Evidently Saban felt so threatened by… themselves, that the next Power Rangers season, Turbo had one of its main characters as a child. I barely watched Turbo and I never saw the movie that lead up into it. I can’t fully recall why, mayhaps at the time the changes were getting so extreme, or perhaps I was growing out of the series… maybe the villains were crap (they were, to this day I say you don’t go from ancient evils and evil emperors to some random pirates or thugs) or maybe that the theme of cars was not something that interested me. After all I, as a kid, was into dinosaurs, big into them.
I do wonder why at the time Turbo hadn’t really gripped me. While I had moments where I missed a bunch of Zero I still watched it when I could and remember clearly the final episode. Mayhaps the disconnect was what didn’t grip me. After all Turbo was set after a movie I never watched. When I recall watching the series proper I remember just how bad the opening was. Tonally these really didn’t seem like the characters or show anymore. People suddenly interested in and doing things they weren’t at the end of ZEO. I’d say it was the lack of the lead in like Mighty Morphin had to ZEO but from what I’ve seen of the movie from people reviewing it online I can’t say it would have helped. Maybe I was just starting to get older. By this point Toys were no longer the thing I sought out for childish glee as much (except Lego). Video games had become the thing I prioritized and would continue on until I gained disposable income of my own. Perhaps it was once again the problem of how it was broadcast over here and would continue to be that way until a few seasons later.

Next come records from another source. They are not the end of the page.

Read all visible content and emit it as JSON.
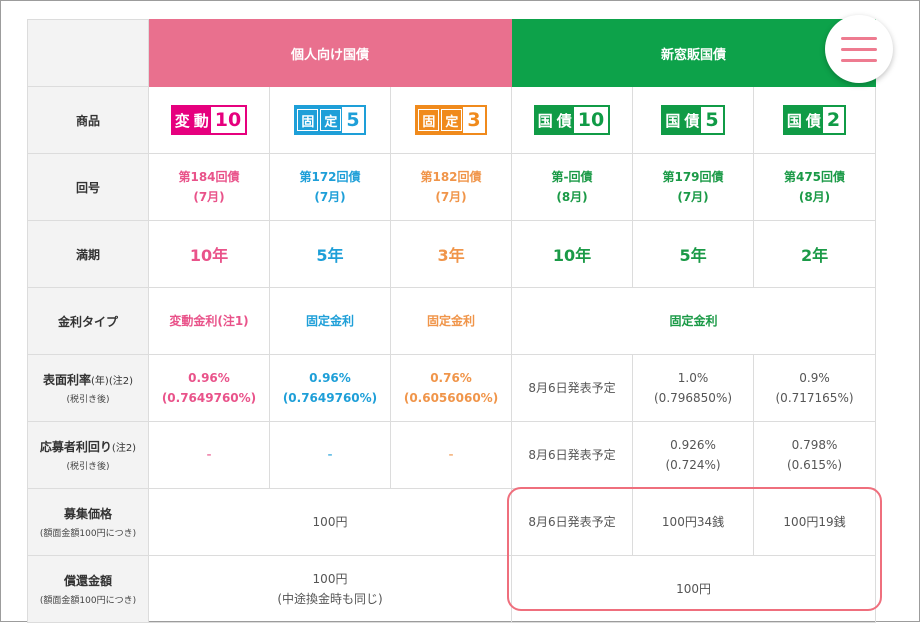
{
  "header": {
    "personal": "個人向け国債",
    "new_window": "新窓販国債"
  },
  "labels": {
    "product": "商品",
    "issue": "回号",
    "maturity": "満期",
    "rate_type": "金利タイプ",
    "coupon_main": "表面利率",
    "coupon_mid": "(年)(注2)",
    "coupon_sub": "(税引き後)",
    "yield_main": "応募者利回り",
    "yield_mid": "(注2)",
    "yield_sub": "(税引き後)",
    "price_main": "募集価格",
    "price_sub": "(額面金額100円につき)",
    "redemption_main": "償還金額",
    "redemption_sub": "(額面金額100円につき)"
  },
  "products": [
    {
      "logo_kanji1": "変",
      "logo_kanji2": "動",
      "logo_num": "10",
      "issue": "第184回債",
      "month": "(7月)",
      "maturity": "10年",
      "rate_type": "変動金利(注1)",
      "coupon": "0.96%",
      "coupon_after": "(0.7649760%)",
      "yield": "-"
    },
    {
      "logo_kanji1": "固",
      "logo_kanji2": "定",
      "logo_num": "5",
      "issue": "第172回債",
      "month": "(7月)",
      "maturity": "5年",
      "rate_type": "固定金利",
      "coupon": "0.96%",
      "coupon_after": "(0.7649760%)",
      "yield": "-"
    },
    {
      "logo_kanji1": "固",
      "logo_kanji2": "定",
      "logo_num": "3",
      "issue": "第182回債",
      "month": "(7月)",
      "maturity": "3年",
      "rate_type": "固定金利",
      "coupon": "0.76%",
      "coupon_after": "(0.6056060%)",
      "yield": "-"
    },
    {
      "logo_kanji1": "国",
      "logo_kanji2": "債",
      "logo_num": "10",
      "issue": "第-回債",
      "month": "(8月)",
      "maturity": "10年",
      "coupon": "8月6日発表予定",
      "yield": "8月6日発表予定",
      "price": "8月6日発表予定"
    },
    {
      "logo_kanji1": "国",
      "logo_kanji2": "債",
      "logo_num": "5",
      "issue": "第179回債",
      "month": "(7月)",
      "maturity": "5年",
      "coupon": "1.0%",
      "coupon_after": "(0.796850%)",
      "yield": "0.926%",
      "yield_after": "(0.724%)",
      "price": "100円34銭"
    },
    {
      "logo_kanji1": "国",
      "logo_kanji2": "債",
      "logo_num": "2",
      "issue": "第475回債",
      "month": "(8月)",
      "maturity": "2年",
      "coupon": "0.9%",
      "coupon_after": "(0.717165%)",
      "yield": "0.798%",
      "yield_after": "(0.615%)",
      "price": "100円19銭"
    }
  ],
  "shared": {
    "new_window_rate_type": "固定金利",
    "personal_price": "100円",
    "personal_redemption": "100円",
    "personal_redemption_note": "(中途換金時も同じ)",
    "new_window_redemption": "100円"
  },
  "colors": {
    "personal_header": "#e9708e",
    "new_window_header": "#0da24a",
    "highlight_border": "#ef6f7d"
  },
  "icons": {
    "menu": "hamburger-menu-icon"
  }
}
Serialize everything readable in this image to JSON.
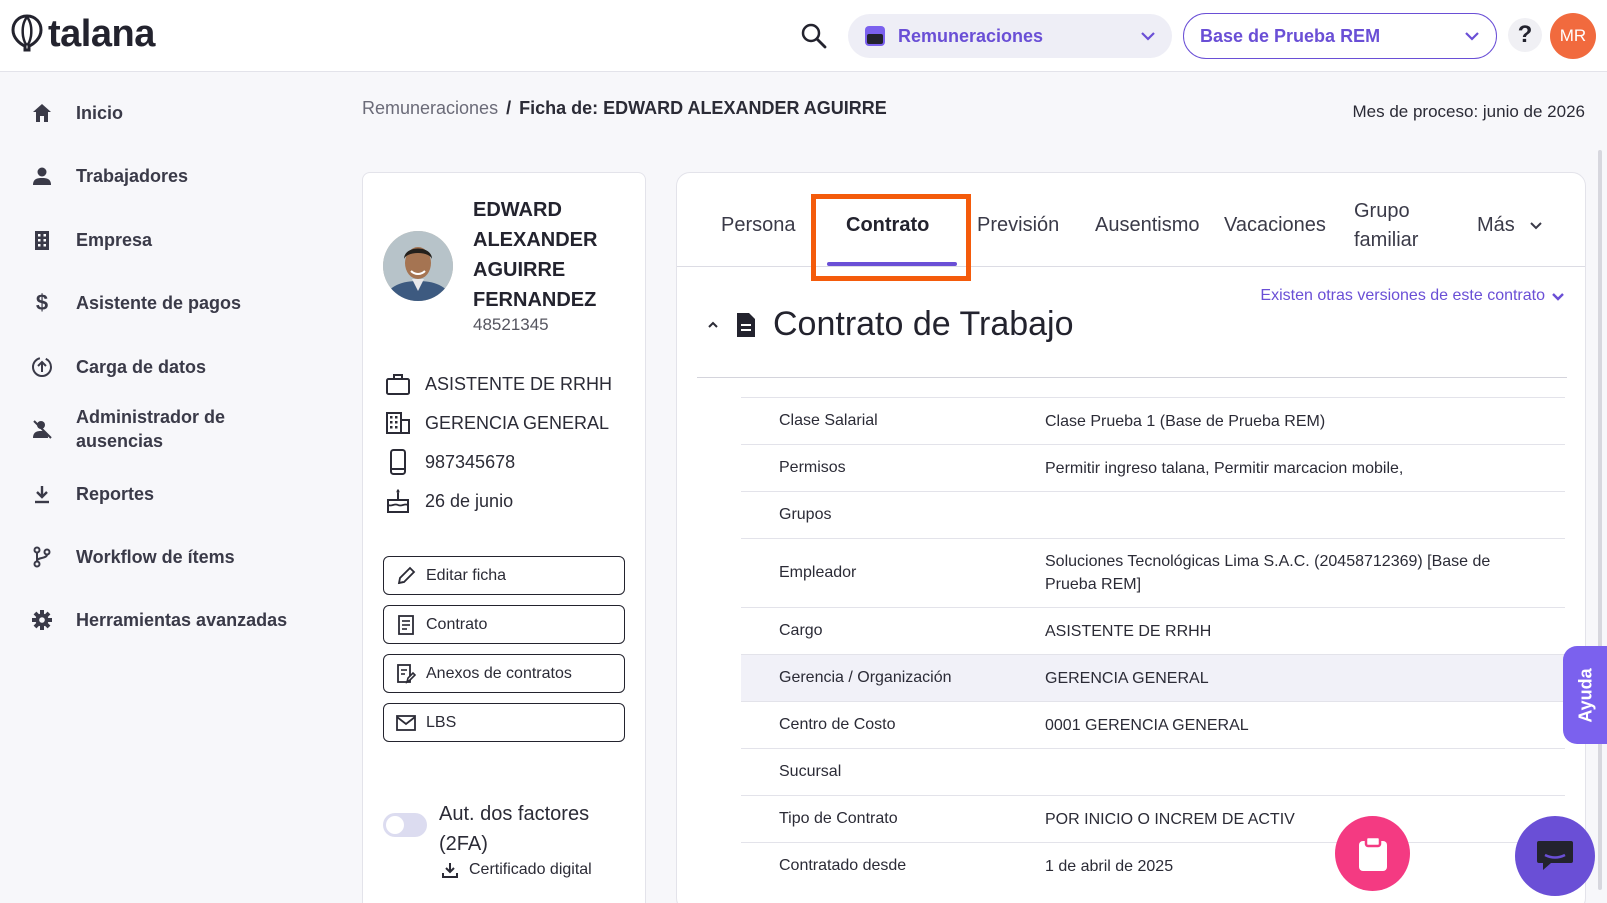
{
  "header": {
    "logo_text": "talana",
    "module": "Remuneraciones",
    "company": "Base de Prueba REM",
    "help": "?",
    "avatar_initials": "MR"
  },
  "sidebar": {
    "items": [
      {
        "label": "Inicio",
        "icon": "home-icon"
      },
      {
        "label": "Trabajadores",
        "icon": "person-icon"
      },
      {
        "label": "Empresa",
        "icon": "building-icon"
      },
      {
        "label": "Asistente de pagos",
        "icon": "dollar-icon"
      },
      {
        "label": "Carga de datos",
        "icon": "upload-icon"
      },
      {
        "label": "Administrador de ausencias",
        "icon": "absence-icon"
      },
      {
        "label": "Reportes",
        "icon": "download-icon"
      },
      {
        "label": "Workflow de ítems",
        "icon": "workflow-icon"
      },
      {
        "label": "Herramientas avanzadas",
        "icon": "gear-icon"
      }
    ]
  },
  "breadcrumb": {
    "parent": "Remuneraciones",
    "separator": "/",
    "current": "Ficha de: EDWARD ALEXANDER AGUIRRE"
  },
  "process_month": "Mes de proceso: junio de 2026",
  "profile": {
    "name": "EDWARD ALEXANDER AGUIRRE FERNANDEZ",
    "id": "48521345",
    "position": "ASISTENTE DE RRHH",
    "department": "GERENCIA GENERAL",
    "phone": "987345678",
    "birthday": "26 de junio",
    "buttons": {
      "edit": "Editar ficha",
      "contract": "Contrato",
      "annexes": "Anexos de contratos",
      "lbs": "LBS"
    },
    "twofa_label": "Aut. dos factores (2FA)",
    "cert_label": "Certificado digital"
  },
  "tabs": {
    "persona": "Persona",
    "contrato": "Contrato",
    "prevision": "Previsión",
    "ausentismo": "Ausentismo",
    "vacaciones": "Vacaciones",
    "grupo_familiar": "Grupo familiar",
    "mas": "Más"
  },
  "contract": {
    "versions_link": "Existen otras versiones de este contrato",
    "title": "Contrato de Trabajo",
    "rows": [
      {
        "label": "Clase Salarial",
        "value": "Clase Prueba 1 (Base de Prueba REM)"
      },
      {
        "label": "Permisos",
        "value": "Permitir ingreso talana, Permitir marcacion mobile,"
      },
      {
        "label": "Grupos",
        "value": ""
      },
      {
        "label": "Empleador",
        "value": "Soluciones Tecnológicas Lima S.A.C. (20458712369) [Base de Prueba REM]"
      },
      {
        "label": "Cargo",
        "value": "ASISTENTE DE RRHH"
      },
      {
        "label": "Gerencia / Organización",
        "value": "GERENCIA GENERAL"
      },
      {
        "label": "Centro de Costo",
        "value": "0001 GERENCIA GENERAL"
      },
      {
        "label": "Sucursal",
        "value": ""
      },
      {
        "label": "Tipo de Contrato",
        "value": "POR INICIO O INCREM DE ACTIV"
      },
      {
        "label": "Contratado desde",
        "value": "1 de abril de 2025"
      }
    ]
  },
  "floating": {
    "ayuda": "Ayuda"
  },
  "colors": {
    "accent": "#6a4fd6",
    "highlight": "#f45b0b",
    "avatar": "#f16a3e",
    "fab_pink": "#f43a82"
  }
}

So it seemed after 5 years my interest in the 5 (often 6) teenagers with attitude had faded as had the entire original cast. But Tokusatsu is more than just one group of teens fighting a monster of the week. Remember that big dinosaur that I mentioned last time from watching an old cartoon series from Hanna Barbera? Well Godzilla was about to start becoming a lot more important with my life. (For those reading yes this means the Power Rangers dominated part of this look into my past is now over) Plus Godzilla wasn’t going to be alone in what came from Japan, and for far more people what would come would be the next big shake up in children’s TV since the Rangers all those years ago.
Also in this series: